Federal Contracts: Agencies Widely Used Indefinite Contracts to Provide Flexibility to Meet Mission Needs
The federal government obligated over $130 billion annually during fiscal years 2011-2015 on indefinite delivery/indefinite quantity contracts—which are used when the exact quantity and timing of products or services are not known at contract award.
We found that the Departments of Defense, Homeland Security, Health and Human Services, and Veterans Affairs were the main users of these contracts. DOD used these contracts more than all other federal agencies combined. DOD officials cited flexibility as the main advantage of these types of contracts, noting that they were faster and easier to use.
Indefinite Delivery/Indefinite Quantity Obligations as a Percentage of Total Federal Contract Obligations, Fiscal Years 2011-2015
Bar graph of IDIQ obligations compared to total federal contract obligations.

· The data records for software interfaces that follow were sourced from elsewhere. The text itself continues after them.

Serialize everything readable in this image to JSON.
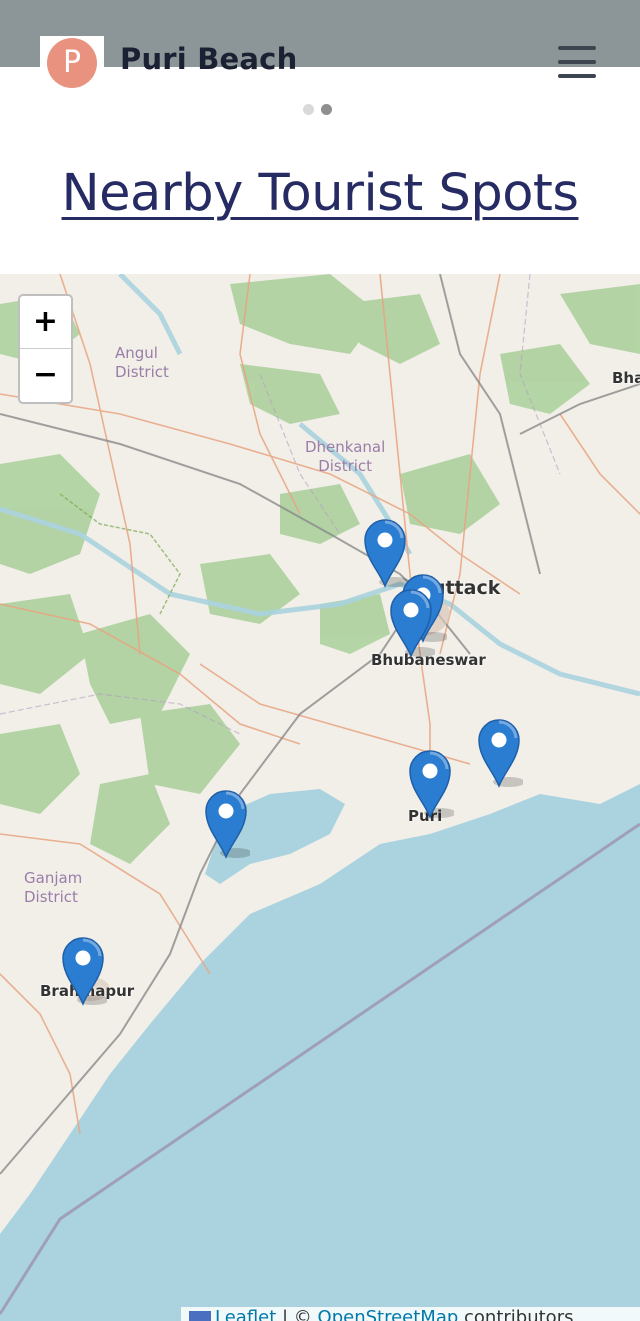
{
  "header": {
    "logo_letter": "P",
    "brand": "Puri Beach",
    "menu_icon": "hamburger-menu-icon"
  },
  "carousel": {
    "dot_count": 2,
    "active_dot": 2
  },
  "page_title": "Nearby Tourist Spots",
  "map": {
    "zoom_in_label": "+",
    "zoom_out_label": "−",
    "labels": {
      "angul": "Angul",
      "angul_district": "District",
      "dhenkanal": "Dhenkanal",
      "dhenkanal_district": "District",
      "ganjam": "Ganjam",
      "ganjam_district": "District",
      "cuttack": "Cuttack",
      "bhubaneswar": "Bhubaneswar",
      "puri": "Puri",
      "brahmapur": "Brahmapur",
      "bha": "Bha"
    },
    "marker_count": 7,
    "marker_icon": "map-pin-icon",
    "colors": {
      "sea": "#aad3df",
      "land": "#f2efe9",
      "forest": "#add19e",
      "marker": "#2a7dd1"
    }
  },
  "attribution": {
    "leaflet": "Leaflet",
    "separator": " | © ",
    "osm": "OpenStreetMap",
    "suffix": " contributors"
  }
}
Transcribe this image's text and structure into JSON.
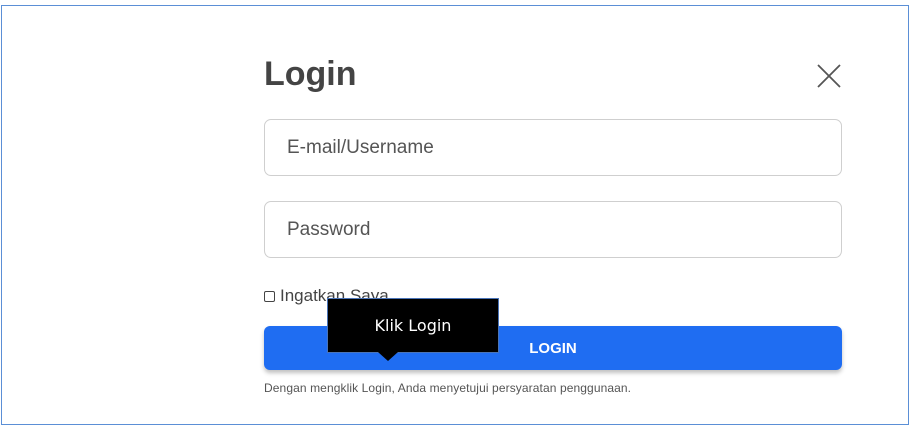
{
  "dialog": {
    "title": "Login",
    "close_icon": "close-icon"
  },
  "form": {
    "email_placeholder": "E-mail/Username",
    "password_placeholder": "Password",
    "remember_label": "Ingatkan Saya",
    "login_label": "LOGIN",
    "terms_text": "Dengan mengklik Login, Anda menyetujui persyaratan penggunaan."
  },
  "annotation": {
    "callout_text": "Klik Login"
  },
  "colors": {
    "primary": "#1f6df2",
    "frame_border": "#5b8fd6",
    "callout_bg": "#000000"
  }
}
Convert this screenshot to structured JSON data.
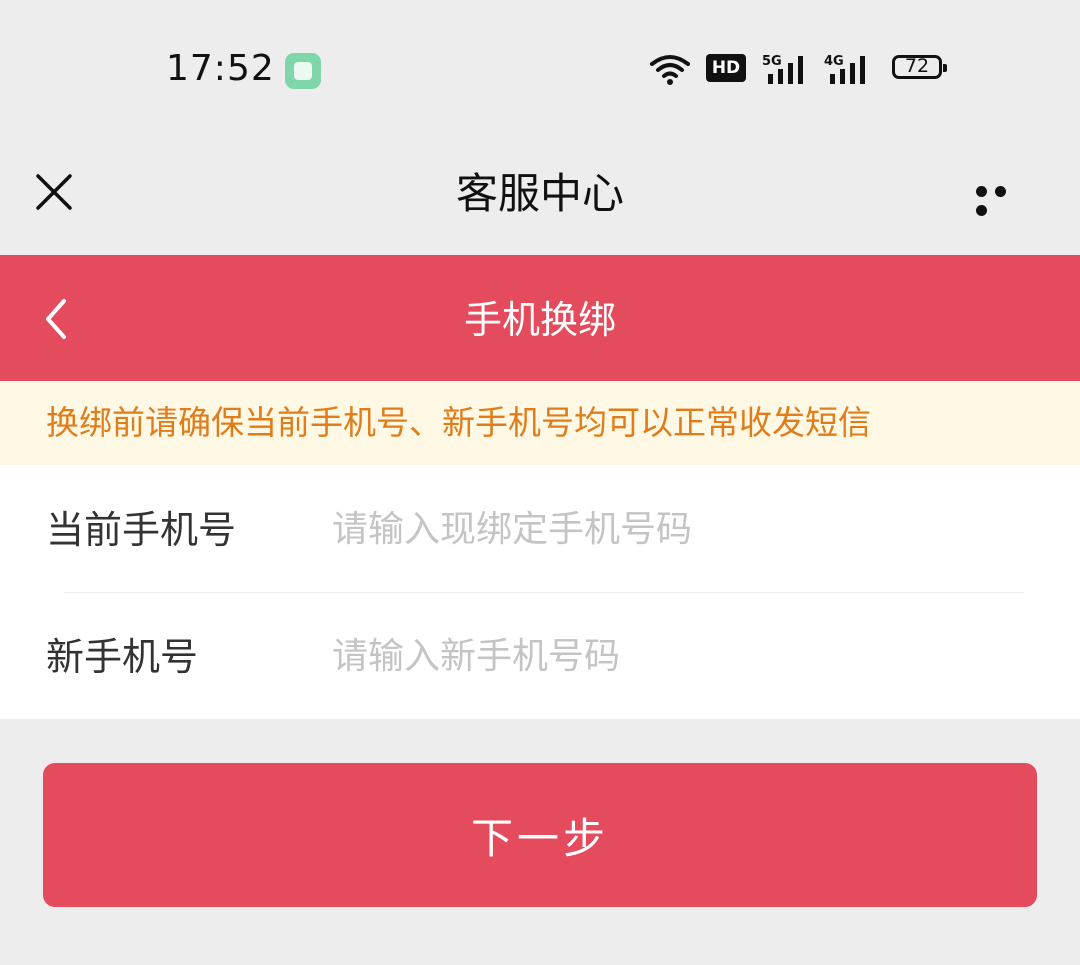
{
  "status_bar": {
    "time": "17:52",
    "network_badge": "HD",
    "network_5g": "5G",
    "network_4g": "4G",
    "battery": "72"
  },
  "mini_program_header": {
    "title": "客服中心"
  },
  "page_header": {
    "title": "手机换绑"
  },
  "notice": {
    "text": "换绑前请确保当前手机号、新手机号均可以正常收发短信"
  },
  "form": {
    "current_phone": {
      "label": "当前手机号",
      "placeholder": "请输入现绑定手机号码",
      "value": ""
    },
    "new_phone": {
      "label": "新手机号",
      "placeholder": "请输入新手机号码",
      "value": ""
    }
  },
  "actions": {
    "next_label": "下一步"
  },
  "colors": {
    "accent": "#e44b5d",
    "notice_bg": "#fff8e4",
    "notice_text": "#e07d1a",
    "page_bg": "#ededed"
  }
}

What GAO Found
From fiscal years 2011 through 2015, the proportion of spending by federal agencies on indefinite delivery/ indefinite quantity (IDIQ) contracts remained stable and accounted for about a third of total government contract obligations. Agencies obligated more than $130 billion annually on these types of contracts, as shown in the figure.
Indefinite Delivery / Indefinite Quantity Obligations as a Percentage of Total Contract Obligations, Fiscal Years 2011-2015 (fiscal year 2015 dollars)
Notes: Obligation amounts were adjusted for inflation using the Fiscal Year Gross Domestic Product Price Index.
The Departments of Defense (DOD), Homeland Security, Health and Human Services, and Veterans Affairs were the main users of IDIQ contracts, with DOD accounting for about 68 percent of all IDIQ obligations from 2011 through 2015. About two-thirds of government-wide IDIQ obligations were for services, with the remainder for products. Although the Federal Acquisition Regulation (FAR) states a preference for multiple-award IDIQs, the majority of dollars government-wide, approximately 60 percent, were obligated through single-award IDIQs. About 70 percent of single-award IDIQ obligations and more than 85 percent of order obligations under multiple-award contracts were competed. Contracting officials at DOD cited flexibility as the main advantage for using IDIQ contracts, noting that it was easier and faster to place an order under an existing IDIQ contract than to award a separate contract when a specific need arose.
Ten of the 18 single-award IDIQ contracts GAO reviewed at DOD were not competed, generally because only one contractor could meet the need. For the competed single-award contracts, contracting officials cited various reasons for choosing a single-award IDIQ approach, such as the need to build and maintain knowledge as orders were awarded over time. For about one-third of the multiple-award IDIQ orders GAO reviewed, DOD did not provide an opportunity for all contract holders to compete due to urgency or other reasons.
Prices on IDIQ contracts and orders at DOD were established at different points, depending on how well-defined the requirements were at the time of contract award. For example, for a Navy contract to buy commercial radios used in fixed-wing aircraft, the pricing was established upfront in the contract since the radios were defined products that have been used for many years. In contrast, for an Air Force contract to buy research and development services for cybersecurity and malware detection, all pricing was established at the order level since specific research needs were not known when the contract was awarded.
Why GAO Did This Study
Over the past 5 years, the federal government obligated over a hundred billion dollars annually through the use of IDIQ contracts. IDIQ contracts are awarded to one or more contractors when the exact quantities and timing for products or services are not known at the time of award. DOD uses IDIQ contracts more than all other agencies combined. The FAR establishes a preference for awarding multiple-award IDIQ contracts under a single solicitation such that a number of contract holders compete for subsequent orders.
GAO was requested to examine federal agencies' use of IDIQ contracts. This report addresses (1) federal agencies' use of IDIQ contracts from fiscal years 2011 through 2015, the latest year for which complete data were available; (2) the role of competition when awarding selected IDIQ contracts and placing orders at DOD; and (3) when and how DOD contracting officers established prices for these contracts and orders. GAO analyzed Federal Procurement Data System-Next Generation data on civilian and DOD obligations for fiscal years 2011 through 2015; reviewed and analyzed a nongeneralizable sample of 31 IDIQ contracts and 76 IDIQ orders selected across four DOD components—Army, Navy, Air Force and Defense Logistics Agency; and interviewed DOD contracting and program officials.
GAO is not making any recommendations at this time. DOD had no comments on a draft of this report.